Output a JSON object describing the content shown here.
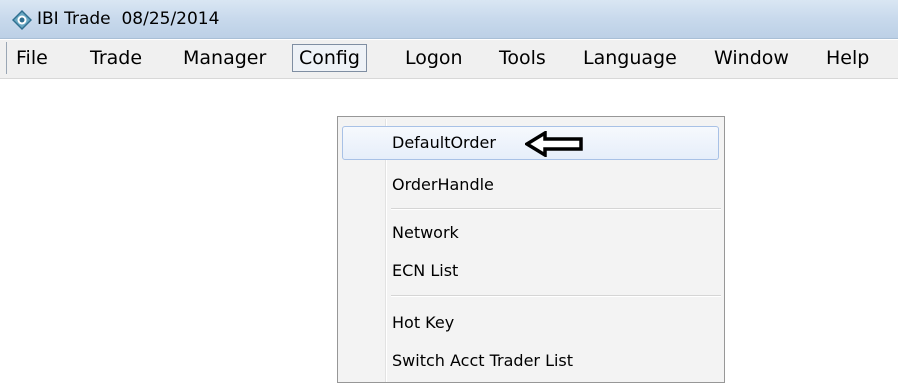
{
  "window": {
    "app_name": "IBI Trade",
    "date": "08/25/2014",
    "icon": "ibi-app-icon"
  },
  "menubar": {
    "items": [
      "File",
      "Trade",
      "Manager",
      "Config",
      "Logon",
      "Tools",
      "Language",
      "Window",
      "Help"
    ],
    "active_item": "Config"
  },
  "config_menu": {
    "items": [
      {
        "label": "DefaultOrder",
        "highlighted": true
      },
      {
        "label": "OrderHandle"
      },
      {
        "label": "Network"
      },
      {
        "label": "ECN List"
      },
      {
        "label": "Hot Key"
      },
      {
        "label": "Switch Acct Trader List"
      }
    ]
  },
  "annotation": {
    "icon": "left-arrow-icon",
    "points_to": "DefaultOrder"
  },
  "colors": {
    "titlebar": "#c8d9ec",
    "menubar": "#f0f0f0",
    "menu_background": "#f3f3f3",
    "highlight_border": "#a8c1e6"
  }
}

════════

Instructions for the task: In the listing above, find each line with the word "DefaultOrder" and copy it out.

Task output:
        "label": "DefaultOrder",
    "points_to": "DefaultOrder"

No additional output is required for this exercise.